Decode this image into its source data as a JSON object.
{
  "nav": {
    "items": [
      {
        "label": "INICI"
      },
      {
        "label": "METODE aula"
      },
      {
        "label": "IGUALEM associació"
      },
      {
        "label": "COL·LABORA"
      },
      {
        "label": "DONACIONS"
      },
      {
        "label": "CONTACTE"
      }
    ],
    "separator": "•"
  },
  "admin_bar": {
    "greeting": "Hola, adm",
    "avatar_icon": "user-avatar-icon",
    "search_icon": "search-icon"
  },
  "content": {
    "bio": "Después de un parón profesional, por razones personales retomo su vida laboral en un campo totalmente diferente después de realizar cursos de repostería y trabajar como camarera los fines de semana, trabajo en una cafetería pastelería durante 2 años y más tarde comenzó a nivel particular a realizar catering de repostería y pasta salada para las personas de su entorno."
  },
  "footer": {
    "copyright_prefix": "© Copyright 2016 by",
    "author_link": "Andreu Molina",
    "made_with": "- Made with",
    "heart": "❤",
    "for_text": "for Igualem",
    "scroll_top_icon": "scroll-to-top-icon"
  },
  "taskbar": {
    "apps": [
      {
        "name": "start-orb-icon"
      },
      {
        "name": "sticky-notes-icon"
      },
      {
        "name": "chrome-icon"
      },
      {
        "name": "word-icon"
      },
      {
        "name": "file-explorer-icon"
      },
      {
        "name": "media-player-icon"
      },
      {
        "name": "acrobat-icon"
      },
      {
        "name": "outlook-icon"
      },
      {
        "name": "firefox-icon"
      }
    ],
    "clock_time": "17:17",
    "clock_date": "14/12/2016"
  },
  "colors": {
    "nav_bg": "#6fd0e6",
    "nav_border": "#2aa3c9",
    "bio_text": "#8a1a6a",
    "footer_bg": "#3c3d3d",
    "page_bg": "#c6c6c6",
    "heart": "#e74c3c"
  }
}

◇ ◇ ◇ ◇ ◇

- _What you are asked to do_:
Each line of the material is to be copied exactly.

- _Answer for the task_:
Decode this image into its source data as a JSON object.
{
  "nav": {
    "items": [
      {
        "label": "INICI"
      },
      {
        "label": "METODE aula"
      },
      {
        "label": "IGUALEM associació"
      },
      {
        "label": "COL·LABORA"
      },
      {
        "label": "DONACIONS"
      },
      {
        "label": "CONTACTE"
      }
    ],
    "separator": "•"
  },
  "admin_bar": {
    "greeting": "Hola, adm",
    "avatar_icon": "user-avatar-icon",
    "search_icon": "search-icon"
  },
  "content": {
    "bio": "Después de un parón profesional, por razones personales retomo su vida laboral en un campo totalmente diferente después de realizar cursos de repostería y trabajar como camarera los fines de semana, trabajo en una cafetería pastelería durante 2 años y más tarde comenzó a nivel particular a realizar catering de repostería y pasta salada para las personas de su entorno."
  },
  "footer": {
    "copyright_prefix": "© Copyright 2016 by",
    "author_link": "Andreu Molina",
    "made_with": "- Made with",
    "heart": "❤",
    "for_text": "for Igualem",
    "scroll_top_icon": "scroll-to-top-icon"
  },
  "taskbar": {
    "apps": [
      {
        "name": "start-orb-icon"
      },
      {
        "name": "sticky-notes-icon"
      },
      {
        "name": "chrome-icon"
      },
      {
        "name": "word-icon"
      },
      {
        "name": "file-explorer-icon"
      },
      {
        "name": "media-player-icon"
      },
      {
        "name": "acrobat-icon"
      },
      {
        "name": "outlook-icon"
      },
      {
        "name": "firefox-icon"
      }
    ],
    "clock_time": "17:17",
    "clock_date": "14/12/2016"
  },
  "colors": {
    "nav_bg": "#6fd0e6",
    "nav_border": "#2aa3c9",
    "bio_text": "#8a1a6a",
    "footer_bg": "#3c3d3d",
    "page_bg": "#c6c6c6",
    "heart": "#e74c3c"
  }
}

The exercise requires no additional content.